Eichenwald told City Council she has been trying to get Allentown to move forward on the issue for several years.
“It definitely is the trend,” she told council. She said both and large cities across the country that face financial difficulties are “talking to non-profits to see if they would offer some payment in lieu of real estate taxes, from which they are excused.”
She noted Bethlehem is much further along in developing a PILOT program.
In addition to Eichenwald, City Council members Jeff Glazier and Ray O’Connell serve as council’s representatives on the committee. At Eichenwald’s suggestion, the committee also includes two members of the administration: Debi Bowman, Allentown’s deputy finance director, and Vicky Kistler, city health bureau director.
After the committee determines what large non-profits it would like to participate, and what in-kind services they already provide to Allentown, representatives of those entities will be invited to a meeting long before any final recommendations are made. Eichenwald said other cities’ programs that included non-profit representatives very early in the discussion have been more successful.
“It’s important to have them at the table,” agreed O’Connell.
“They can bring information and context we don’t see,” said Glazier.
Kistler warned non-profits will go into a defensive mode as soon as they hear the acronym “PILOT.” She suggested not even using it. “What we have to do is build cooperation and partnership.”
Eichenwald said, “We can use our own terminology of mutual cooperation.”
Another initial idea kicked around was sending fake tax bills to non-profits so they see the cost if they did pay property taxes.
Francis Dougherty, the city’s managing director, also attended the meeting, as did Joe Celentano, a Muhlenberg College senior who is working as an intern in the city clerk’s office and did initial research for the committee.
Dougherty warned it is not in the city’s best interest to embarrass, humiliate or attack institutions that don’t give anything, even if they should, “but are still providing service to our citizens.”
“I have no desire to humiliate, embarrass or attack,” said Eichenwald.
“We’re not looking to have this be adversarial,” agreed O’Connell. “Instead of payment or services, it’s a partnership for the betterment of the citizens of Allentown.”
Dougherty said about six years ago Mayor Ed Pawlowski’s administration explored PILOT with the city’s major non-profit organizations. He said that included an “extensive and aggressive outreach” to meet with leaders of the major institutions.
“We were successful in seeing a modest increase in voluntary donations to the city,” said Dougherty. “But nothing came close to our lofty goal of getting $1 million a year from these organizations, which was the goal that drove our program. Nothing beyond those modest increases were ever taken in since then.”
Dougherty said the city’s greatest relationships have been with its medical community “rather than our educational community.”
Glazier said he can think of only five “meds and eds” in Allentown. He said about 20 percent of properties in the city are non-taxable.
Before the meeting Eichenwald said she is not interested in including houses of worship among the non-profits.
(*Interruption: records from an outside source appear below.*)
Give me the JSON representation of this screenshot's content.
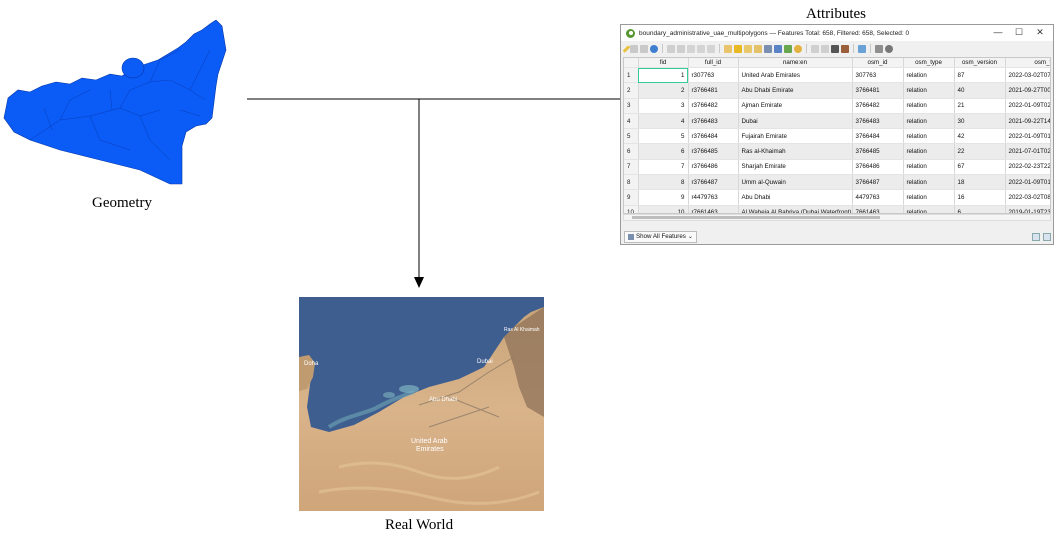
{
  "captions": {
    "attributes": "Attributes",
    "geometry": "Geometry",
    "real_world": "Real World"
  },
  "colors": {
    "polygon_fill": "#0b5cf7",
    "polygon_stroke": "#0636a6",
    "sea": "#3f5e90",
    "desert": "#d8b48a"
  },
  "window": {
    "title": "boundary_administrative_uae_multipolygons — Features Total: 658, Filtered: 658, Selected: 0",
    "controls": [
      "—",
      "☐",
      "✕"
    ],
    "show_all_label": "Show All Features",
    "columns": [
      "fid",
      "full_id",
      "name:en",
      "osm_id",
      "osm_type",
      "osm_version",
      "osm_timestam"
    ],
    "rows": [
      {
        "n": "1",
        "fid": "1",
        "full_id": "r307763",
        "name": "United Arab Emirates",
        "osm_id": "307763",
        "osm_type": "relation",
        "osm_version": "87",
        "ts": "2022-03-02T07:"
      },
      {
        "n": "2",
        "fid": "2",
        "full_id": "r3766481",
        "name": "Abu Dhabi Emirate",
        "osm_id": "3766481",
        "osm_type": "relation",
        "osm_version": "40",
        "ts": "2021-09-27T00:"
      },
      {
        "n": "3",
        "fid": "3",
        "full_id": "r3766482",
        "name": "Ajman Emirate",
        "osm_id": "3766482",
        "osm_type": "relation",
        "osm_version": "21",
        "ts": "2022-01-09T02:"
      },
      {
        "n": "4",
        "fid": "4",
        "full_id": "r3766483",
        "name": "Dubai",
        "osm_id": "3766483",
        "osm_type": "relation",
        "osm_version": "30",
        "ts": "2021-09-22T14:"
      },
      {
        "n": "5",
        "fid": "5",
        "full_id": "r3766484",
        "name": "Fujairah Emirate",
        "osm_id": "3766484",
        "osm_type": "relation",
        "osm_version": "42",
        "ts": "2022-01-09T01:"
      },
      {
        "n": "6",
        "fid": "6",
        "full_id": "r3766485",
        "name": "Ras al-Khaimah",
        "osm_id": "3766485",
        "osm_type": "relation",
        "osm_version": "22",
        "ts": "2021-07-01T02:"
      },
      {
        "n": "7",
        "fid": "7",
        "full_id": "r3766486",
        "name": "Sharjah Emirate",
        "osm_id": "3766486",
        "osm_type": "relation",
        "osm_version": "67",
        "ts": "2022-02-23T22:"
      },
      {
        "n": "8",
        "fid": "8",
        "full_id": "r3766487",
        "name": "Umm al-Quwain",
        "osm_id": "3766487",
        "osm_type": "relation",
        "osm_version": "18",
        "ts": "2022-01-09T01:"
      },
      {
        "n": "9",
        "fid": "9",
        "full_id": "r4479763",
        "name": "Abu Dhabi",
        "osm_id": "4479763",
        "osm_type": "relation",
        "osm_version": "16",
        "ts": "2022-03-02T08:"
      },
      {
        "n": "10",
        "fid": "10",
        "full_id": "r7661463",
        "name": "Al Waheja Al Bahriya (Dubai Waterfront)",
        "osm_id": "7661463",
        "osm_type": "relation",
        "osm_version": "6",
        "ts": "2019-01-19T23:"
      }
    ]
  },
  "photo_labels": {
    "doha": "Doha",
    "dubai": "Dubai",
    "abu_dhabi": "Abu Dhabi",
    "uae_line1": "United Arab",
    "uae_line2": "Emirates",
    "ras": "Ras Al Khaimah"
  }
}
Kistler wondered if more non-profits are in the city “than we recognize.”
“Religious institutions,” said O’Connell.
Glazier doesn’t expect downtown churches “to cough up any cash,” but their congregations could provide community services.
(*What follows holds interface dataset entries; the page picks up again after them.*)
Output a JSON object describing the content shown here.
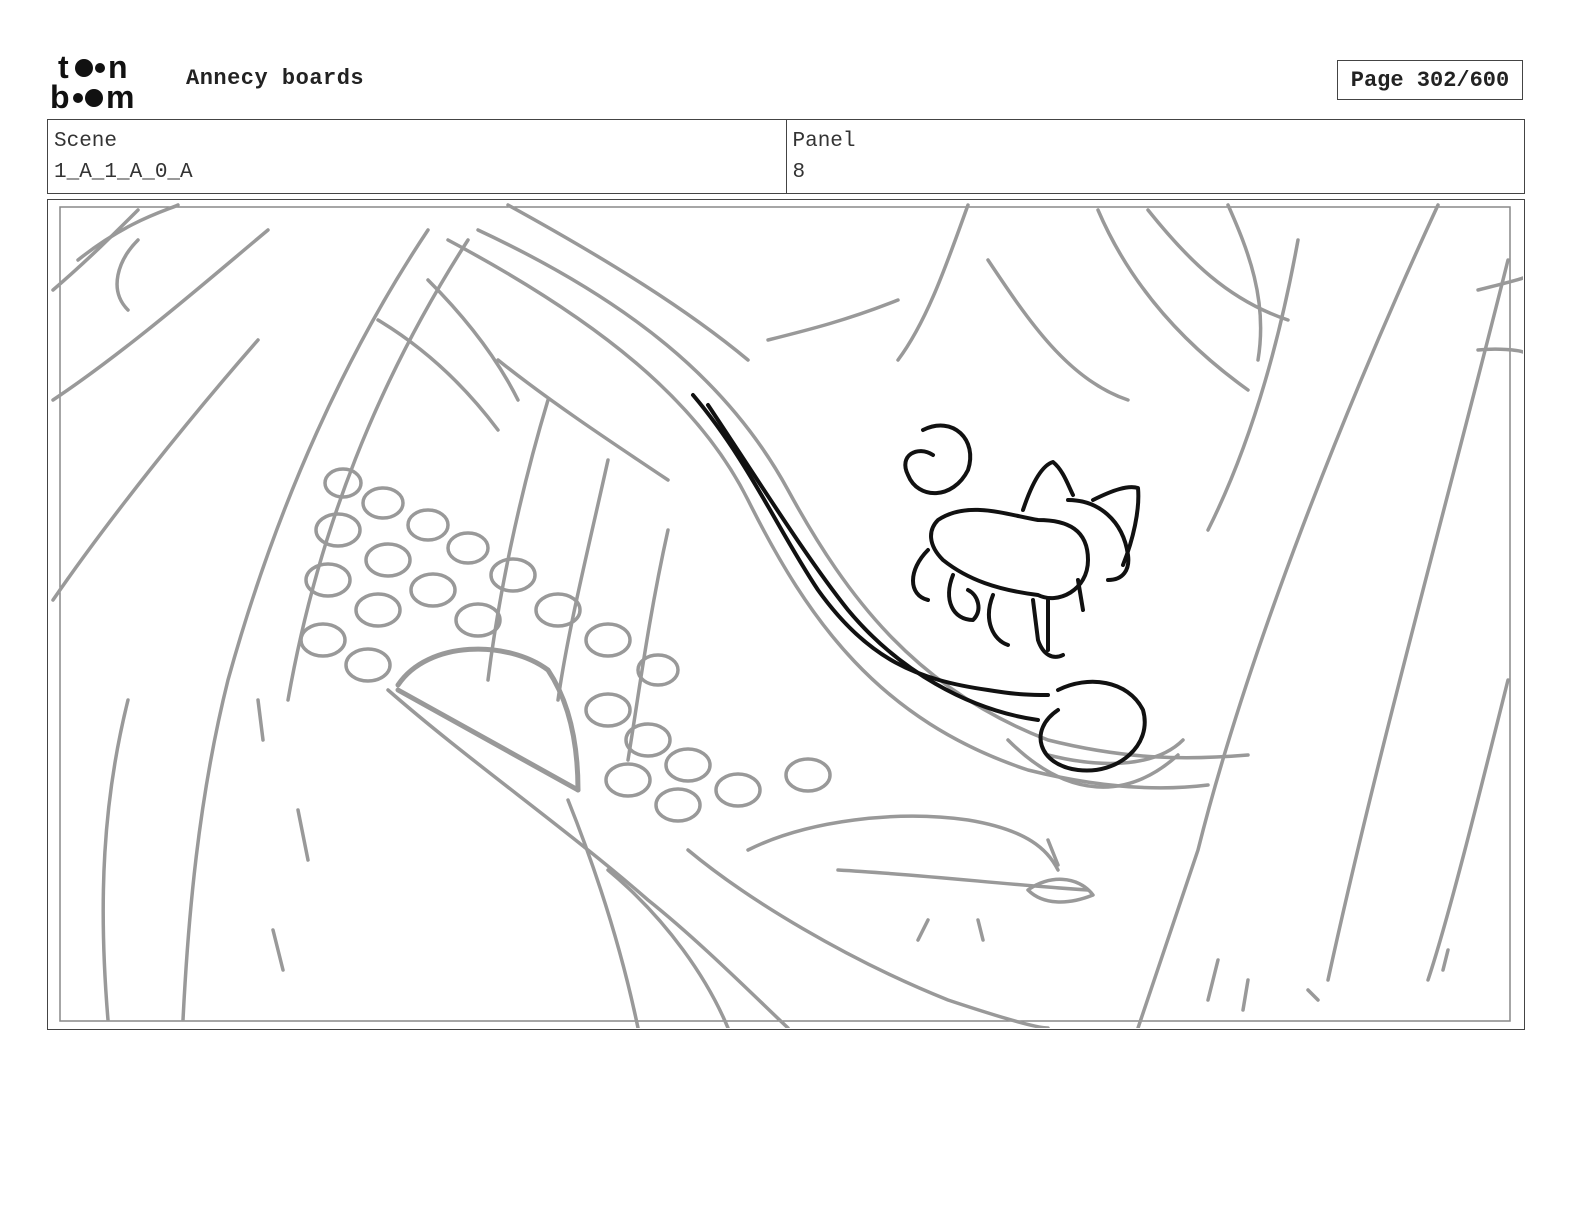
{
  "header": {
    "logo_text": "toon boom",
    "title": "Annecy boards",
    "page_label": "Page 302/600"
  },
  "info": {
    "scene_label": "Scene",
    "scene_value": "1_A_1_A_0_A",
    "panel_label": "Panel",
    "panel_value": "8"
  },
  "colors": {
    "sketch_gray": "#999999",
    "character_ink": "#111111",
    "border": "#444444"
  }
}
“As non-profits buy up property, it comes off the tax roll,” said Eichenwald, adding some of those properties are very valuable.
Kistler suggested a PILOT provision could be built right into any city-owned property turned over to a non-profit that now doesn’t have to pay taxes on it.
Dougherty said state legislation is pending final approval in Harrisburg that would increase the number of tax-exempt organizations in every city in the state. “This is not a good thing,” he told the committee. “This is the opposite direction from where we want to go.”
He recommended City Council should pass a resolution opposing final passage of that legislation.
The ad hoc committee plans to meet again in early March.